The -e option allows you to avoid placing/adding empty lines into your log file. They will simply be ignored. Note, however, that a line that contains blanks will not be considered blank.

A Couple of Other Options

The logger tool offers a couple of other options as well.  One such option is to a log on another system/server using -n or --no-act for testing. Check your man page for more details.

What other favorite options do you leverage when using logger?

Summing Up

In this article I took a little peek at leveraging the logger tool in Linux.  This was not all encompassing, and I am sure readers and visitors will have some additional commands they will suggest in comments.  We all welcome those pearls of wisdom on this subject.

I hope you find this article and its content helpful.  Comments are welcomed below.  If you would like to see more articles like this, please support us by clicking the patron link where you will receive free bonus access to courses and more, or simply buying us a cup of coffee!, and all comments are welcome!

Add comment


Did you learn something?
Did I save you time? 

Buy me a coffeeBuy me a coffee!

Find by Tag

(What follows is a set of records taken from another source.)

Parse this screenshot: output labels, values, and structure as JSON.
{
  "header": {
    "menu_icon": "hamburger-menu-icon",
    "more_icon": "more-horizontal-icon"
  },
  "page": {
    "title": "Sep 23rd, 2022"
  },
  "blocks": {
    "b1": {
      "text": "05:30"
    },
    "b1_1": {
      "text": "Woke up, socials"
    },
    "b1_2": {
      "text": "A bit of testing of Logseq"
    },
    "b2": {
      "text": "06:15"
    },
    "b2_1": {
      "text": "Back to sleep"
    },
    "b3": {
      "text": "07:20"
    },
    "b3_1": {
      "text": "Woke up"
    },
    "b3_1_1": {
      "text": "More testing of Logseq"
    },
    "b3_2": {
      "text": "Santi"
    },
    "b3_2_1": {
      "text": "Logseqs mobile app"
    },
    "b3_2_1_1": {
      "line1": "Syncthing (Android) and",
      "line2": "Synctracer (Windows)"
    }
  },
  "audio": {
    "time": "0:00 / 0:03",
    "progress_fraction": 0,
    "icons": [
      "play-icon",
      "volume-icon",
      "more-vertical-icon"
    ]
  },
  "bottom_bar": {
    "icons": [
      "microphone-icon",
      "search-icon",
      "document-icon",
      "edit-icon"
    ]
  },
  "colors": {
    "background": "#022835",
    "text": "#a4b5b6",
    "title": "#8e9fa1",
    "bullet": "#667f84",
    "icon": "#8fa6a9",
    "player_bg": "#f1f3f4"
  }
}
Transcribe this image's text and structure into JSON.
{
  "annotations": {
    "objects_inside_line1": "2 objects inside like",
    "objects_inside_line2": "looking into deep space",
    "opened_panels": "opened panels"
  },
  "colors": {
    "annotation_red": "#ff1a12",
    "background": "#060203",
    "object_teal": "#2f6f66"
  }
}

5G Networks 6LoWLAN 6LoWPAN 802.11 802.11ah 802.11ax 802.11ay 802.11az ACL Addressing Analysis Ansible Architecture ARP Assessment AToM Backup Bandwidth BGP Bibliography Biography Briefings CBRS CellStream Cellular Central Office Cheat Sheet Chrome Cisco Clock Cloud Computer Consulting CPI Data Center Data Networking Decryption DHCPv4 DHCPv6 Display Filter DNS Documentation ECMP EIGRP Ethernet Flipping the Certification Model Follow Me Fragmentation Git GNS3 Google GQUIC Hands-On History Home Network HTTPS ICMP ICMPv6 IEEE 802.11p IEEE 802.15.4 In A Day Internet IOS Classic IoT IPv4 IPv6 L2 Switch L2VPN L3VPN LDP Learning Services Linux LLN Logging LoL M-BGP MAC MAC OSx Macro Microsoft mininet Monitoring Monitor Mode MPLS Multicast Name Resolution Netflow NetMon netsh Networking Network Science nmap Npcap nslookup Online Learning Online School OpenFlow OSPF OSPFv2 OSPFv3 OSX Parrot Passwords pcap pcap-ng PIM Ping Policy Port Mirror POTS POTS to Pipes PPP Profile Profiles Programming Project Management Python QoS QUIC Requirements RFC RIP Routing RPL RSVP SAS SDN Security Self Certification Service Provider Small Business Smartport SONET Span Port SSH SSL Subnetting T-Shark TCP TCP/IP Telco Telecom 101 Telecommunications Telnet Terminal TLS Tools Traceroute Traffic Analysis Traffic Engineering Training Travel Troubleshooting Tunnel Utility Video Virtualbox Virtualization Voice VoIP VXLAN Webex Wi-Fi Wi-Fi 4 Wi-Fi 5 Wi-Fi 6 Wi-Fi 6/6E Windows Wireless Wireless 5G Wireshark Wireshark Tip WLAN ZigBee Zoom

Twitter Feed